Montana- Winter wheat is developing ahead of the 5-year average with 98 percent in boot stage and 87 percent headed. Spring wheat development is behind last year 50 percent in boot stage and 15 percent headed."
In Michigan, winter wheat was producing at about 92 bushels an acre in Ottawa County by July 14, 2013. The photo is from Berrien County, where wheat is grown mostly for feed for livestock.
June 30, 2013 Southwest Michigan wheat field [Micki Glueckert].
In Ohio, the July 14 yield was about 71 bushels per acre in Erie County (closest county to Ottawa County, Ohio, where the photo was taken).
June 30, 2013, winter wheat in Northwest Ohio [Betsy Slotnick].

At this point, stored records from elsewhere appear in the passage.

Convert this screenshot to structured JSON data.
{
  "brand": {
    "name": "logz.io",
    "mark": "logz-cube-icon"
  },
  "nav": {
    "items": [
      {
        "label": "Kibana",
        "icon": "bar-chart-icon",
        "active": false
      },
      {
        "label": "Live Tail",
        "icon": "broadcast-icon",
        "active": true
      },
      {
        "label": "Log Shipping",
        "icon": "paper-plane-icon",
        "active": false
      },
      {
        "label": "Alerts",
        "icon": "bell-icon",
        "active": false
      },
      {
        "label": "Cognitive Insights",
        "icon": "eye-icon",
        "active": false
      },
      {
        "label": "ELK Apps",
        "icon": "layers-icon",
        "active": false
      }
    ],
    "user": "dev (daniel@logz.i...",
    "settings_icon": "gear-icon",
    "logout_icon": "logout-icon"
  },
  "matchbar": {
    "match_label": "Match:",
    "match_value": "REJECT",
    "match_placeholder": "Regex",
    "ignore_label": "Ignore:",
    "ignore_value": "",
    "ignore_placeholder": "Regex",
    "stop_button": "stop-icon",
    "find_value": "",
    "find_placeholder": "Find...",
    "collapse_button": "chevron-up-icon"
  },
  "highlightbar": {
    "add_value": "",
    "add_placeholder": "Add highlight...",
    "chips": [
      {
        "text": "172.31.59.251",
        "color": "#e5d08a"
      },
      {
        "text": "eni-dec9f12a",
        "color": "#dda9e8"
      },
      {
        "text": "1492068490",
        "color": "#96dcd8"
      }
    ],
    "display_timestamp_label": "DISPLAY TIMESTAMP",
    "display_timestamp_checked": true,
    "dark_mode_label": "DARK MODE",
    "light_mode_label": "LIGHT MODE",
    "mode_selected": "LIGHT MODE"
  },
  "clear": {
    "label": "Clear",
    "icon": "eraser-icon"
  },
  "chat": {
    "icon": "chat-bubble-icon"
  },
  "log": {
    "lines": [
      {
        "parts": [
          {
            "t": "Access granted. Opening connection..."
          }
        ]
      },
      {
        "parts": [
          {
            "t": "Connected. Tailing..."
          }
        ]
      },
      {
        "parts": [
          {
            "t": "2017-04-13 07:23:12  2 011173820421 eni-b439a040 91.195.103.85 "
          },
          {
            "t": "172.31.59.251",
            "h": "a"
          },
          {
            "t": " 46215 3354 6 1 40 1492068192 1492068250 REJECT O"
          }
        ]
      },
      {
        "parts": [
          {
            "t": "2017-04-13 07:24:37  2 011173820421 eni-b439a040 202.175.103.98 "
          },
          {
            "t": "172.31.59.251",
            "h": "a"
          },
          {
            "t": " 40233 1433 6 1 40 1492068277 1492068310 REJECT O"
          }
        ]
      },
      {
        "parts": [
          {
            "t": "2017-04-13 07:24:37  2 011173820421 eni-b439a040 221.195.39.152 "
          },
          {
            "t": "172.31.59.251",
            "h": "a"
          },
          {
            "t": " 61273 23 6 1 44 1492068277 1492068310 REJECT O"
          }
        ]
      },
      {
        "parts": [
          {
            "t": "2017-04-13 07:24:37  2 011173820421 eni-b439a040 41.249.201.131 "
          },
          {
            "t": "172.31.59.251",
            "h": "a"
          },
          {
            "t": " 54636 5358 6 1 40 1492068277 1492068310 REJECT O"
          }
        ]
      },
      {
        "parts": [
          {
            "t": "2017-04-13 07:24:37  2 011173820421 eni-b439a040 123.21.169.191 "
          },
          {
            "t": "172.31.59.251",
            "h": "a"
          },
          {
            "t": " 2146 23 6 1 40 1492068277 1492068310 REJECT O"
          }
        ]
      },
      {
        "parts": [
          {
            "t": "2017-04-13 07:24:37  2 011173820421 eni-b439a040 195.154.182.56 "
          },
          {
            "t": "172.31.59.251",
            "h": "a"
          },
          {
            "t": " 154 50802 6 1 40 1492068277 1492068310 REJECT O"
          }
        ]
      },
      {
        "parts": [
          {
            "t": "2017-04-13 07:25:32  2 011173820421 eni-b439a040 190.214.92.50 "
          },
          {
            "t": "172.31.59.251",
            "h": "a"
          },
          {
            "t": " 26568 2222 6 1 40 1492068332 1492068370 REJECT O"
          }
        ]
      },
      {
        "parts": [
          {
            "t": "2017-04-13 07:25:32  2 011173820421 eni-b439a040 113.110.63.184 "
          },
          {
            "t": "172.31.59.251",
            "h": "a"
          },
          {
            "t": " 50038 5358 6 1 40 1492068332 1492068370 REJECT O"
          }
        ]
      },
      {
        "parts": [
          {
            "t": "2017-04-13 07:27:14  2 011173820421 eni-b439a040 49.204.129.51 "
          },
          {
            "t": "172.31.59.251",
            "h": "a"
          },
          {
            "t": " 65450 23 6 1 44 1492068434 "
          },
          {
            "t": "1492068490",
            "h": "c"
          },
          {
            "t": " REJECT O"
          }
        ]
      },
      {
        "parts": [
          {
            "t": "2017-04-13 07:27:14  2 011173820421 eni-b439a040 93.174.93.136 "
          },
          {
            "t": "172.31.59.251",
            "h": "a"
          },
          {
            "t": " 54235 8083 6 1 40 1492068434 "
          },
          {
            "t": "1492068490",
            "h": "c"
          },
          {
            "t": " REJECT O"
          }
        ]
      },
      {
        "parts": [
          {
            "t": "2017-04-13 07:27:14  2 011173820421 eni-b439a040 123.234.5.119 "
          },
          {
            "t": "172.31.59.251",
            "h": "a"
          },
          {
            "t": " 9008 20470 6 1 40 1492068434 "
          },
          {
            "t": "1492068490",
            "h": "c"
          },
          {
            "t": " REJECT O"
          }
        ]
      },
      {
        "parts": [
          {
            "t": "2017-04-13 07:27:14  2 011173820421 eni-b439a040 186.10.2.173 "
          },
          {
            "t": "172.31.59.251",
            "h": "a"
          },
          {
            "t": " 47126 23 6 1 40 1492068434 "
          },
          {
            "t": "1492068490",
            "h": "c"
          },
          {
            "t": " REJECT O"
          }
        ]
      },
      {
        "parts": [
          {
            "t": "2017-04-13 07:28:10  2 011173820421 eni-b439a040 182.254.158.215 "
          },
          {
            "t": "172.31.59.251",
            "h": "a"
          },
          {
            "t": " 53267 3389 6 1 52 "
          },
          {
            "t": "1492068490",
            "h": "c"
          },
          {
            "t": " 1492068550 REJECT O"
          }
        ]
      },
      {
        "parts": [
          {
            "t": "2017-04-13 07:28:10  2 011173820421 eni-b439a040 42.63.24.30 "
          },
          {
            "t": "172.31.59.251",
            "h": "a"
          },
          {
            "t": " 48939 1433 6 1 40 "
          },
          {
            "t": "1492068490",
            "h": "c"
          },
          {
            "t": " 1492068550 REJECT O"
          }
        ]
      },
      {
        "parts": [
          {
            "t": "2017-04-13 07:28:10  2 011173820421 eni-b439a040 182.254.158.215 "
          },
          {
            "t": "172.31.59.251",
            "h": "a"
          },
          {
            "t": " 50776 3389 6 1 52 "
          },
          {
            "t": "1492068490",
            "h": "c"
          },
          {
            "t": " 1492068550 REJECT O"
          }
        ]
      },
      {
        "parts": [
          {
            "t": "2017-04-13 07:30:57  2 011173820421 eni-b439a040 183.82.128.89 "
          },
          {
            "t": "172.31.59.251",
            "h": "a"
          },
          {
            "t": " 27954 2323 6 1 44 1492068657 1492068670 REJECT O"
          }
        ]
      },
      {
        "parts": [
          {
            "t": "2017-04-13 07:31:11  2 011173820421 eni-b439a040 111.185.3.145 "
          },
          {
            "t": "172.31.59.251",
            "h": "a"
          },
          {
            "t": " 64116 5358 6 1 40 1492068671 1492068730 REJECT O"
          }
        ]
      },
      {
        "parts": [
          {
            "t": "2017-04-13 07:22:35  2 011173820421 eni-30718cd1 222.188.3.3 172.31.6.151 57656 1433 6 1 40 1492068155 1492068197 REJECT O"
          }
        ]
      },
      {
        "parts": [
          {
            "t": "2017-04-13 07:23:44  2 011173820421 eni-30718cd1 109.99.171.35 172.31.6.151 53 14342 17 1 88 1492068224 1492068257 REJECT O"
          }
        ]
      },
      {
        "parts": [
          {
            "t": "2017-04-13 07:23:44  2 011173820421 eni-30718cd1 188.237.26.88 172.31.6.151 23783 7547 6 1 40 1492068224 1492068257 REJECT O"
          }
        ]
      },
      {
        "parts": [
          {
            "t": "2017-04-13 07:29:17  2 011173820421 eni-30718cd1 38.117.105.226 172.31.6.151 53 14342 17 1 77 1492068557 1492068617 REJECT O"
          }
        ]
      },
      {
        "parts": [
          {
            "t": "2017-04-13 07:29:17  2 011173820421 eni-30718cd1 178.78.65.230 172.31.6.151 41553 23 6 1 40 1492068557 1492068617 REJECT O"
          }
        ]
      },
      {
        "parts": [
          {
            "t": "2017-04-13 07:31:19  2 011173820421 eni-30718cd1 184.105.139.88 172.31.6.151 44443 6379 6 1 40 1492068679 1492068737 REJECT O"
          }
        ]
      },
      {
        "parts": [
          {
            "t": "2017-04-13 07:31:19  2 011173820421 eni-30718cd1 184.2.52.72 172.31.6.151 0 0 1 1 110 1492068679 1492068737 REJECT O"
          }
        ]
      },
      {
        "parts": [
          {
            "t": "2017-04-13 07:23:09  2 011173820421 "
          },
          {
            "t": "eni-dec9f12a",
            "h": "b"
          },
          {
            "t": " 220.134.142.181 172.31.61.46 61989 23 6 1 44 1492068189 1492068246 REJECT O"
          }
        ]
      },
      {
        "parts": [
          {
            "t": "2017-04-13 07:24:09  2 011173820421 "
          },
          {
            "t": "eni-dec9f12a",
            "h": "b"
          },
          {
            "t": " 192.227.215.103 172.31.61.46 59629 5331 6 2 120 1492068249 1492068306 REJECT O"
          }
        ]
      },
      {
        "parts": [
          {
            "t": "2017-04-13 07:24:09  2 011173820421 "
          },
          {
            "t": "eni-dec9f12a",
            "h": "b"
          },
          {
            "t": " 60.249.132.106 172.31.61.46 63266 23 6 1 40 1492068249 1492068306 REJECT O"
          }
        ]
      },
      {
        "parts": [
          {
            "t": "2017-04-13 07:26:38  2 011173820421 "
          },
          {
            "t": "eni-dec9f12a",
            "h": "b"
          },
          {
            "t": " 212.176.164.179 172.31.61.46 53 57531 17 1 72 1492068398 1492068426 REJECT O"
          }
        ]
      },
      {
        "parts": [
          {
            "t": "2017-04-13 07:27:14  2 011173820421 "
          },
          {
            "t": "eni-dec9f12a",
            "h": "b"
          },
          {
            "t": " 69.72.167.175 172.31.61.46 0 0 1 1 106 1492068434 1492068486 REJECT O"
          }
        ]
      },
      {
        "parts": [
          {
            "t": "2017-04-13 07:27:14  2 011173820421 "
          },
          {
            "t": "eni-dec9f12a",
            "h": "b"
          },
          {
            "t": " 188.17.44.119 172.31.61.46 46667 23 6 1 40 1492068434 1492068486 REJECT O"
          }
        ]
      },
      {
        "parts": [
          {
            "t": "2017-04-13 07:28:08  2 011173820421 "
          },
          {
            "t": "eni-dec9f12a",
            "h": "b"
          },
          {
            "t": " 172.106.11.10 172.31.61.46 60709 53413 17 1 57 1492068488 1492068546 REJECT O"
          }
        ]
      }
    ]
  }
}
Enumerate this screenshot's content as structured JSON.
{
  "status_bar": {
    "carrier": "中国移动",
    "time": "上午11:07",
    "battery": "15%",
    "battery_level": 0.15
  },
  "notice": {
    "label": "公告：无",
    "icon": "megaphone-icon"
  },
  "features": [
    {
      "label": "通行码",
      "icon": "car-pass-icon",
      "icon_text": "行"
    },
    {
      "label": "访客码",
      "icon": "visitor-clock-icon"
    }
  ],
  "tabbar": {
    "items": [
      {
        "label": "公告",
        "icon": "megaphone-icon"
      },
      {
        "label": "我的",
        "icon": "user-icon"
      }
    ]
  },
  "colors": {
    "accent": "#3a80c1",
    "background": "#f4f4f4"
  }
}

From National Association of Wheat Growers, one important piece of news is that South Korea has satisfied itself that U.S. wheat does not contain any genetically modified grain. This had become an issue in April when GMO wheat from Monsanto was discovered growing in an Oregon wheat field. Because Monsanto had stopped testing that strain of seed about ten years earlier, no-one had a good explanation for its presence, causing concerns that other U.S. fields could be contaminated.
The National Association of Wheat Growers also reported on national statistics for the year to date. Bottom line: although wheat was selling in June on the commodities markets for $7.13/bushel, $.55 less than in May, the price was still $.43 better than the June 2012 market. One percent more acreage was planted in 2013 than in 2012. The winter wheat harvest was a little behind schedule this year, and the spring wheat growth was also a bit slow.
The New York Times, a week ago, picked up a Reuters piece about the possible merger of Cargill and ConAgra wheat milling operations, that would "control about one-third of U.S. capacity, dwarfing all competitors in size and market reach." . . . Not all U.S. wheat is processed within the country of course. The U.S. Department of Agriculture estimated that "958 million bushels of U.S. wheat will be used for food in the 2013/14 marketing year, which started on June 1, while 975 million bushels will be exported." Nonetheless, the proposed merger would give the new joint venture about one-third of the market, and leave the next largest market share in the hands of Archer Daniels Midland Co. with its current 17% of the wheat milling capacity in the U.S.
Flour mill, McConnells Mill State Park, Pennsylvania [Creative Commons Photo].